**Activity**
Read the records and gather each line that includes "linked".

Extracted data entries
Content starts

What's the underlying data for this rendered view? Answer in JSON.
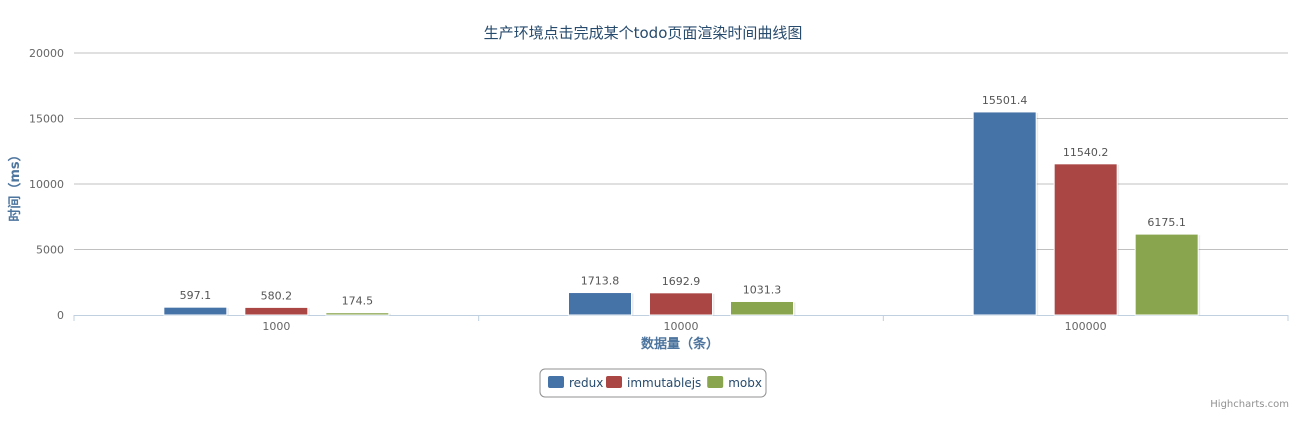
{
  "chart_data": {
    "type": "bar",
    "title": "生产环境点击完成某个todo页面渲染时间曲线图",
    "xlabel": "数据量（条）",
    "ylabel": "时间（ms）",
    "categories": [
      "1000",
      "10000",
      "100000"
    ],
    "ylim": [
      0,
      20000
    ],
    "yticks": [
      "0",
      "5000",
      "10000",
      "15000",
      "20000"
    ],
    "grid": true,
    "legend_position": "bottom-center",
    "series": [
      {
        "name": "redux",
        "color": "#4572A7",
        "values": [
          597.1,
          1713.8,
          15501.4
        ],
        "labels": [
          "597.1",
          "1713.8",
          "15501.4"
        ]
      },
      {
        "name": "immutablejs",
        "color": "#AA4643",
        "values": [
          580.2,
          1692.9,
          11540.2
        ],
        "labels": [
          "580.2",
          "1692.9",
          "11540.2"
        ]
      },
      {
        "name": "mobx",
        "color": "#89A54E",
        "values": [
          174.5,
          1031.3,
          6175.1
        ],
        "labels": [
          "174.5",
          "1031.3",
          "6175.1"
        ]
      }
    ]
  },
  "credits": "Highcharts.com"
}
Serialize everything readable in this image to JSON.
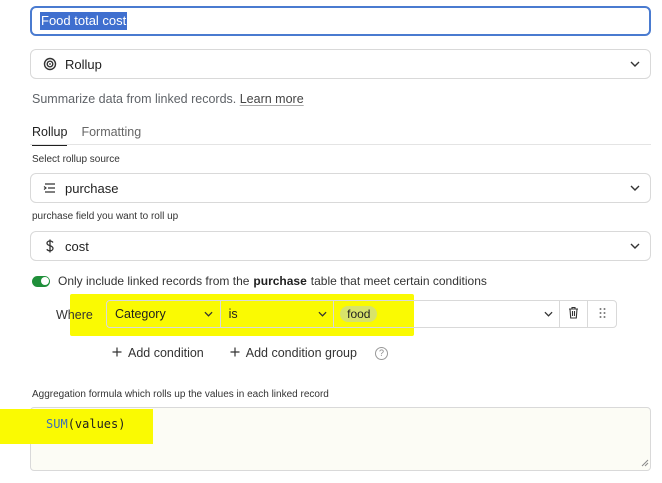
{
  "field_name": {
    "value": "Food total cost"
  },
  "field_type": {
    "label": "Rollup",
    "icon": "rollup-icon"
  },
  "description": {
    "text": "Summarize data from linked records.",
    "learn_more": "Learn more"
  },
  "tabs": [
    {
      "label": "Rollup",
      "active": true
    },
    {
      "label": "Formatting",
      "active": false
    }
  ],
  "rollup_source": {
    "label": "Select rollup source",
    "value": "purchase",
    "icon": "linked-table-icon"
  },
  "rollup_field": {
    "label": "purchase field you want to roll up",
    "value": "cost",
    "icon": "dollar-icon"
  },
  "conditions": {
    "toggle_on": true,
    "text_before": "Only include linked records from the",
    "table_name": "purchase",
    "text_after": "table that meet certain conditions",
    "where_label": "Where",
    "field": "Category",
    "operator": "is",
    "value": "food",
    "add_condition": "Add condition",
    "add_condition_group": "Add condition group"
  },
  "aggregation": {
    "label": "Aggregation formula which rolls up the values in each linked record",
    "fn": "SUM",
    "args": "(values)"
  },
  "colors": {
    "accent": "#3f6fcf",
    "toggle": "#1f8f3a",
    "highlight": "#fafa02",
    "pill": "#d8e36a"
  }
}
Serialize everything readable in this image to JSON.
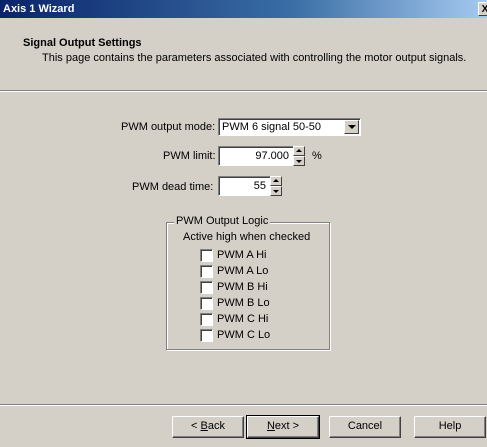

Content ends

**Reply to the task**
    "text": "Summarize data from linked records.",
    "icon": "linked-table-icon"
    "text_before": "Only include linked records from the",
    "label": "Aggregation formula which rolls up the values in each linked record",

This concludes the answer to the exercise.